“Each one of us is worth a fortune running into millions”

Three questions for… the HR management expert Professor Jutta Rump

Dr Jutta Rump is Professor of General Business Administration with a focus on International HR Management and Organisational Development at the University of Applied Sciences in Ludwigshafen. For more than 10 years, she has been listed as one of the forty leading minds in HR management by Personalmagazin, a trade journal for HR professionals. At the Natural BI Summit 2019, we took the opportunity for an interview with the HR management expert who, as a project and process facilitator, has been advising numerous businesses. We asked her about the consequences of digitisation in the world of work.

You have been thinking about the consequences of digitisation beyond technology. What exactly are these consequences?

Rump: The consequences are extremely diverse, and they relate to far more than the obvious effects on technology, value chains and business models. Digitisation is thus having a huge impact on the demands we make regarding working life, the workplace, working conditions and work time models. What, for instance, does our work-life balance look like? Digitisation has considerable consequences for leadership and organisational matters too, which extend to the question of how qualifications and skills are to be gained in future, as job specifications are changing, and some job profiles will disappear altogether.

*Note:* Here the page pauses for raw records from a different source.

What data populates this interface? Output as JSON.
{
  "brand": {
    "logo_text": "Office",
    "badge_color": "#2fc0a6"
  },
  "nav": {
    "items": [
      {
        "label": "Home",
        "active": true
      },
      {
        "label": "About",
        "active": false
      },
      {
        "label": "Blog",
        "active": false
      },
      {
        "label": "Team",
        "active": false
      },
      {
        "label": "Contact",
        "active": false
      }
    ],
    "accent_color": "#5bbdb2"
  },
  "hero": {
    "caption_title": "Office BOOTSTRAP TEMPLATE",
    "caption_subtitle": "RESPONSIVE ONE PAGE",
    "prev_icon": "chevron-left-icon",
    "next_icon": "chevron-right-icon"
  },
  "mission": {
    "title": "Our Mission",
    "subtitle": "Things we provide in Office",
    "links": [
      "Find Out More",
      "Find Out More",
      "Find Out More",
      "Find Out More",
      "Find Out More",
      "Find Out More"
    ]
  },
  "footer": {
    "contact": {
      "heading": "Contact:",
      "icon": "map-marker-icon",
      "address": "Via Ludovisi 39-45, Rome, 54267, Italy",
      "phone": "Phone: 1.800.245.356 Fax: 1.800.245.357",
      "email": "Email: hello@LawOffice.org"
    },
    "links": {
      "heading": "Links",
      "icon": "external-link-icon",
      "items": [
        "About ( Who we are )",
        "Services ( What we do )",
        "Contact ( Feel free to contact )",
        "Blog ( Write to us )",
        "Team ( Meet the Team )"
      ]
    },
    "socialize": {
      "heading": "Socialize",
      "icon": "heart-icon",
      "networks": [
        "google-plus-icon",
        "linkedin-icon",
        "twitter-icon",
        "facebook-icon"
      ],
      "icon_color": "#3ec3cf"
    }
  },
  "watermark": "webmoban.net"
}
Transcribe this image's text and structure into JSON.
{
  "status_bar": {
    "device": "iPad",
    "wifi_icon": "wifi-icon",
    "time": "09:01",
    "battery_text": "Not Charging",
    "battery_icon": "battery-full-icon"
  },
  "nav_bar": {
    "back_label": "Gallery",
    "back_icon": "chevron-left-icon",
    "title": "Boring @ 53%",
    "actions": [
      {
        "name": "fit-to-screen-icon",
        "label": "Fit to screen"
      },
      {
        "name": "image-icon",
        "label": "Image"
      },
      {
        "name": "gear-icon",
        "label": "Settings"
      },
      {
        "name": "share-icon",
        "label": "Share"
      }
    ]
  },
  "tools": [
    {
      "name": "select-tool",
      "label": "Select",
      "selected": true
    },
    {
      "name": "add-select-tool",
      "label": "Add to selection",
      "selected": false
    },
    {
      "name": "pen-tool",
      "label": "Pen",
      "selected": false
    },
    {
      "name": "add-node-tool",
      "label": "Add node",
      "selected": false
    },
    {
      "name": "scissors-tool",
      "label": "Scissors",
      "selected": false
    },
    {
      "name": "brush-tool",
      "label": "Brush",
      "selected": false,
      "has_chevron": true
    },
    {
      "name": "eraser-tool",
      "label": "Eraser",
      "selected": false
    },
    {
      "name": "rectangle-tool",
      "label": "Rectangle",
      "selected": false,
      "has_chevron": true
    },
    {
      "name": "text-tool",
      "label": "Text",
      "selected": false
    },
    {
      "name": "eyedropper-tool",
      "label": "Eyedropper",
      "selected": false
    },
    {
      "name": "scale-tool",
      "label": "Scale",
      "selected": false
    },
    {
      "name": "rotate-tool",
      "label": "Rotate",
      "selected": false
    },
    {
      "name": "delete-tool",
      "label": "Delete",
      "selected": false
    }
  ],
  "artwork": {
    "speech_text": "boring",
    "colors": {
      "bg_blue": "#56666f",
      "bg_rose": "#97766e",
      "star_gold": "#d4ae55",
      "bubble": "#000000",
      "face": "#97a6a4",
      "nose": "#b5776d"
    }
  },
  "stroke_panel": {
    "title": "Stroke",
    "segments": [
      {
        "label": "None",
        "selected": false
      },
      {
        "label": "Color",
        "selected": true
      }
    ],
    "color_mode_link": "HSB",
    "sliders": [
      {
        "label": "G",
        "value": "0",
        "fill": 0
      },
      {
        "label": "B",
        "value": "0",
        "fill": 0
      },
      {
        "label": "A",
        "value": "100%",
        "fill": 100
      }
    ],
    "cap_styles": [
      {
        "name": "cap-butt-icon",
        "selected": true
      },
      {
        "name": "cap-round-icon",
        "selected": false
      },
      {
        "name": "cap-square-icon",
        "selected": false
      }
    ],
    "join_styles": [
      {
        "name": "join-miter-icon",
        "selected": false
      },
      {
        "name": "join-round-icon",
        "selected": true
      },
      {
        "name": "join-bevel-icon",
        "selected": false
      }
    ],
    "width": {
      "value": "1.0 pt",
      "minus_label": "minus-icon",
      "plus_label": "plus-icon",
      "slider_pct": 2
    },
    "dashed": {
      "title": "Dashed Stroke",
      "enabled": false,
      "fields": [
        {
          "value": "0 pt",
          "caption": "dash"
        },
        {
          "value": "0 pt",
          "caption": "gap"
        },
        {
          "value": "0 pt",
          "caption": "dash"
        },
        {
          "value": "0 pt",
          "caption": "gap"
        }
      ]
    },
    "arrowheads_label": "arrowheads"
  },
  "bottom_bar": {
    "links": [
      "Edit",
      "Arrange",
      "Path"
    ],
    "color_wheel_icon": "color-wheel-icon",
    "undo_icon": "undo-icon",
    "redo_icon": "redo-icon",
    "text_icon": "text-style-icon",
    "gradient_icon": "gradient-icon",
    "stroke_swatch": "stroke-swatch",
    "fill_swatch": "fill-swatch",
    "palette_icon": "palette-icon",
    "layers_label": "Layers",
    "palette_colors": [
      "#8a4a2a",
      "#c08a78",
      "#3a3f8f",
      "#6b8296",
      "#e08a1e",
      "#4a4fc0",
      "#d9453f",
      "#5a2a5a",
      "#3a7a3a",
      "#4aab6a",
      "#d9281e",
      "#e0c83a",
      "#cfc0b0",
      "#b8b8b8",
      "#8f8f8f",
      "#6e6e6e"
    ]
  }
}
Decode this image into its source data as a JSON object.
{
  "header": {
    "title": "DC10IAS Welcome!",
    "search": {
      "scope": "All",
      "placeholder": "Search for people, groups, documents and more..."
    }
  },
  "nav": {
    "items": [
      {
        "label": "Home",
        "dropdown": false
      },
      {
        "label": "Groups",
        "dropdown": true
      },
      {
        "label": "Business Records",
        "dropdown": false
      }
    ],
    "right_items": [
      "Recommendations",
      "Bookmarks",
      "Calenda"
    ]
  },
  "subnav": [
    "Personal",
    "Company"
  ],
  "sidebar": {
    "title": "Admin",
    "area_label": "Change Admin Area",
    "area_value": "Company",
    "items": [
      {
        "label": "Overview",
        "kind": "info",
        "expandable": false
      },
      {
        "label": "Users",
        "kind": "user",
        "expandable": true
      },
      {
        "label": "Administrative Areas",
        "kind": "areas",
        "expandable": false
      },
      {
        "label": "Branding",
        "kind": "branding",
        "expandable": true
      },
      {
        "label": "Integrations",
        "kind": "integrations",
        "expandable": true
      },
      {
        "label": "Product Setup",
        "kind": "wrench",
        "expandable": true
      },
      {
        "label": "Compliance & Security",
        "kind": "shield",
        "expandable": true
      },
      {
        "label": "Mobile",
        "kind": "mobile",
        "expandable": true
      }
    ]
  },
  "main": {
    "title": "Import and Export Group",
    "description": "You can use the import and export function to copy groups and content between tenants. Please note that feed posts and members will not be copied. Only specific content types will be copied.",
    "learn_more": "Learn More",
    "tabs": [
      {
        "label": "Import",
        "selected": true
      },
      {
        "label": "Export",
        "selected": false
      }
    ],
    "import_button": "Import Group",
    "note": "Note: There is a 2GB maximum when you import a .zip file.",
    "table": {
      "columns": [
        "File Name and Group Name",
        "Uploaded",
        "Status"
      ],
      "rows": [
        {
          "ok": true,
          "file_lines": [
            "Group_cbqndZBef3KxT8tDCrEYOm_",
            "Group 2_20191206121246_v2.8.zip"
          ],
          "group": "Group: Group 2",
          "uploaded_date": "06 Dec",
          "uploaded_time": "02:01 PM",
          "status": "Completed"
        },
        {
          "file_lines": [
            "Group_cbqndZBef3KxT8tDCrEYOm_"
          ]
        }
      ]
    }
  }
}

Digitisation is going to bring major changes to our working life. What strategies are available to shape this transformation in the best possible way?

Rump: The strategies are just as diverse as the consequences. In all of them, however, agility plays a key role, as do self-determination, involvement and participation. In the context of leadership, the matter of democratisation is also coming to the fore. That does not necessarily mean that anyone is to be elected. It has rather more to do with teams collaborating and interacting with one another on a relatively liberal basis. This gives rise to an incredible amount of vigour, but cannot work without rules. Many people believe, after all, that agility, participation and democratisation don’t have rules. On the contrary! The more liberal the system, then, to a certain extent, the more extreme and the more robust the set of rules governing it all needs to be.

What are the key findings of your research? What skills should we all rely on to be equipped in future for the world of work?

Rump: It’s extremely important for each of us to work on our own employability. The training that you thought would last you a lifetime will no longer be sufficient. Instead of that, a set of very specific general skills and attitudes will play a major role in future: the ability and willingness to learn, the willingness to change, but also being open and having the courage to think a bit outside the box. These are essential core competencies. Each one of us needs to realise that we only have one lifeline left – and that’s in our own employability. We can even put a figure on it. By taking your average gross annual income and multiplying it by 45, which is the number of qualifying years for a full pension, you can work out what you’re worth. You’ll see then that each one of us is worth a fortune running into millions. When we multiply an average income on the German labour market of €38,000 by the 45 years of our working lives, it comes to €1.71m. That’s the greatest asset that most people have. What are we going to do with it? That’s the key question, and it has to do with our own personal responsibility.